── DATA FOR THE TASK ──
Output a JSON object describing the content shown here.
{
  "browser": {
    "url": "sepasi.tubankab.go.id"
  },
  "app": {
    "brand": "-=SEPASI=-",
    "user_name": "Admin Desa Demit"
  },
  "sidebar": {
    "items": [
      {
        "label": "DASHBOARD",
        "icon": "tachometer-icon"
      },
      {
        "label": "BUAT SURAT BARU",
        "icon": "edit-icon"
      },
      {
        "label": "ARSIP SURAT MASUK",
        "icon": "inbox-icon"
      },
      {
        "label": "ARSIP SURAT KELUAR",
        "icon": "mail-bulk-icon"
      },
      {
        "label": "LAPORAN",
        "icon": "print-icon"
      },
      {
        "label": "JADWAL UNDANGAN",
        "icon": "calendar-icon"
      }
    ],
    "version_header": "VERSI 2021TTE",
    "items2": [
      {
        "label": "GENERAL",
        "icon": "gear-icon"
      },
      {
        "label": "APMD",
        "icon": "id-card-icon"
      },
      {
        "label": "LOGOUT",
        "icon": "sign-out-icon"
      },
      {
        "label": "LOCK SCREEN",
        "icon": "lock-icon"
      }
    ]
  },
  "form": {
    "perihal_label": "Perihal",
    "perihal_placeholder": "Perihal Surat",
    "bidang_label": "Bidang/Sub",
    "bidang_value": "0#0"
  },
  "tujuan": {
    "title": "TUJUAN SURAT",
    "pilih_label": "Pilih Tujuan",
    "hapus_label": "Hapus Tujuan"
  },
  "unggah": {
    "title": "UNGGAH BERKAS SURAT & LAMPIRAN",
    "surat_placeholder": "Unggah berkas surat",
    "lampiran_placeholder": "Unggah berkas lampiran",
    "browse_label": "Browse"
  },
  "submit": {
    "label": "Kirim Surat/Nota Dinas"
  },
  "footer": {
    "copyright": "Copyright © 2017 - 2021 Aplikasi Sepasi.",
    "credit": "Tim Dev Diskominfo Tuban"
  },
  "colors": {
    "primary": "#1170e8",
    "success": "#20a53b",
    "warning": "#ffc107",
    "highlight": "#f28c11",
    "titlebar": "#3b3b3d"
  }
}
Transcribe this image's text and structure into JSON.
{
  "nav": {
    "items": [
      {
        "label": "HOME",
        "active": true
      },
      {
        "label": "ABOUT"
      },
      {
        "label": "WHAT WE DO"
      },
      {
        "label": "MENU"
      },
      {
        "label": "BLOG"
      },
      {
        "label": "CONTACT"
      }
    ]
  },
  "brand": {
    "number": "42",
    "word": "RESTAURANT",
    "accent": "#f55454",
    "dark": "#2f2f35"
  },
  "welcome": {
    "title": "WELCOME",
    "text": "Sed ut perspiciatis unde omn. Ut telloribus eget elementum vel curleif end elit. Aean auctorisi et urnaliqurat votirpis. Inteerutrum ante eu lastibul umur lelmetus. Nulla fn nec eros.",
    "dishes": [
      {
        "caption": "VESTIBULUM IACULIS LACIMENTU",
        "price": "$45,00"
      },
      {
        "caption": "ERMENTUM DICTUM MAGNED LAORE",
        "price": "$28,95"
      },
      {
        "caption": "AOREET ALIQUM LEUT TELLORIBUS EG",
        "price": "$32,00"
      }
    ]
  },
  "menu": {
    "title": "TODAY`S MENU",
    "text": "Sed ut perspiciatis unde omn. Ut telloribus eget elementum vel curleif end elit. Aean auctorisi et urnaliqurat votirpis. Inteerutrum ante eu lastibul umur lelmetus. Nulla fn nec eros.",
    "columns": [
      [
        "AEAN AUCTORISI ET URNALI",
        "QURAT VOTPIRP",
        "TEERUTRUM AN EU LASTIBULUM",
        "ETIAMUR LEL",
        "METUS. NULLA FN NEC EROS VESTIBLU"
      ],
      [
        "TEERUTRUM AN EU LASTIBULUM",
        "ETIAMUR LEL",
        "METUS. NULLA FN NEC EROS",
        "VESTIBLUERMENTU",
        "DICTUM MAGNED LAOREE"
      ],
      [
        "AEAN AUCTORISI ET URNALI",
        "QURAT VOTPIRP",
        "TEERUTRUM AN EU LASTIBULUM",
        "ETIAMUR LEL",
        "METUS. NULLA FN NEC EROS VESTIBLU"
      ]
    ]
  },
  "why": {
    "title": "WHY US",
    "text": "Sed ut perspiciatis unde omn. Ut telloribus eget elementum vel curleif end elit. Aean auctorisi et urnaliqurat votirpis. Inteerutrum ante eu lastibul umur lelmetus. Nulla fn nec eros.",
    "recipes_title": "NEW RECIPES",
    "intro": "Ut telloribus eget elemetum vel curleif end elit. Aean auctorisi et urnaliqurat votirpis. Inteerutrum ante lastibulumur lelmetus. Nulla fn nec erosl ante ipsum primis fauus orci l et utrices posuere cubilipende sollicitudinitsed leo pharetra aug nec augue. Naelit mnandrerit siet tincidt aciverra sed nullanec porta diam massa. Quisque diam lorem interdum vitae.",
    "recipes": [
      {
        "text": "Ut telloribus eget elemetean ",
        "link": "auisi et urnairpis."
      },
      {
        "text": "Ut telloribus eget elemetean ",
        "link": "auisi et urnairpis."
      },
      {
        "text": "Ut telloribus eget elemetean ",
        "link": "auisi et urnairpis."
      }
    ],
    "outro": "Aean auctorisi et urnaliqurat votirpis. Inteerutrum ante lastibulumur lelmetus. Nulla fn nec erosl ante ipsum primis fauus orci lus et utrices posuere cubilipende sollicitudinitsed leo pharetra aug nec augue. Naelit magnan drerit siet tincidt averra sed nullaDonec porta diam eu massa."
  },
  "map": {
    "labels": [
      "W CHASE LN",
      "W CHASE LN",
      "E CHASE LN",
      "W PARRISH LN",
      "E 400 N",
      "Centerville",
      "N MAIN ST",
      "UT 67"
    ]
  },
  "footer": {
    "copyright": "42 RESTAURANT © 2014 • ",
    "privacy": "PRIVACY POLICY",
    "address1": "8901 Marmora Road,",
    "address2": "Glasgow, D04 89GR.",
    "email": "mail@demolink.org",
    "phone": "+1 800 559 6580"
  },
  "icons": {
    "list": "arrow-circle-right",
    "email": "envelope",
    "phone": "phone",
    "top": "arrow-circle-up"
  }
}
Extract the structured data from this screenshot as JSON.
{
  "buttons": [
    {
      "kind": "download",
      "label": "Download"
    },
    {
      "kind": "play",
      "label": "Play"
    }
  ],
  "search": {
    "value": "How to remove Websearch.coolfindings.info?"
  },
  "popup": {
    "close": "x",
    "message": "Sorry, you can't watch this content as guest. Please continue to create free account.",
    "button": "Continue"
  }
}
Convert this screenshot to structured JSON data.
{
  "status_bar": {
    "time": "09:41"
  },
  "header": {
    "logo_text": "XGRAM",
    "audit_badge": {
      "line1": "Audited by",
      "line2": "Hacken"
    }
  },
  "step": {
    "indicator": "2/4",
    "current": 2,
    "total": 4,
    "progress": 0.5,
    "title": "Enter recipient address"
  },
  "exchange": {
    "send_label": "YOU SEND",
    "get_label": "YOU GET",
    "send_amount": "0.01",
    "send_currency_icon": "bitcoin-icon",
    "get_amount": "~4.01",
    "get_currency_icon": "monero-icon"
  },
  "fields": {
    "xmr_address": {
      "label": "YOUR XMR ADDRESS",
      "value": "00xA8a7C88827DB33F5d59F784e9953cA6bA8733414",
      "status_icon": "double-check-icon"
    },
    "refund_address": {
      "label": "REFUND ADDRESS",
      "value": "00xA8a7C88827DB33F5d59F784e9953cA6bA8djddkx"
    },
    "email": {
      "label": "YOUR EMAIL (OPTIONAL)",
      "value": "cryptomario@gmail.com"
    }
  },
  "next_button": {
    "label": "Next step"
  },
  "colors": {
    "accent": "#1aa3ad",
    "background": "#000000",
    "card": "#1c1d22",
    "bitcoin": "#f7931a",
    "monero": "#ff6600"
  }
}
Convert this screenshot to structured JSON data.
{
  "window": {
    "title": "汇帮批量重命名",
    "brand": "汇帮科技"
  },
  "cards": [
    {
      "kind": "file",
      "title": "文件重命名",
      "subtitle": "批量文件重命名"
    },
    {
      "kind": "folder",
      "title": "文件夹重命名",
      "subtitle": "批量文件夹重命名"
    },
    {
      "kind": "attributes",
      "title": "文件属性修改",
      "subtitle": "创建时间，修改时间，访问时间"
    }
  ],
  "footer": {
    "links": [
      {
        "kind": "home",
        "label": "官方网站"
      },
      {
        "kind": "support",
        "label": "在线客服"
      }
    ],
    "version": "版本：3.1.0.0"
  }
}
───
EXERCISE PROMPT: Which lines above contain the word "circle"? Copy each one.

ANSWER FOR THIS EXERCISE:
    "list": "arrow-circle-right",
    "top": "arrow-circle-up"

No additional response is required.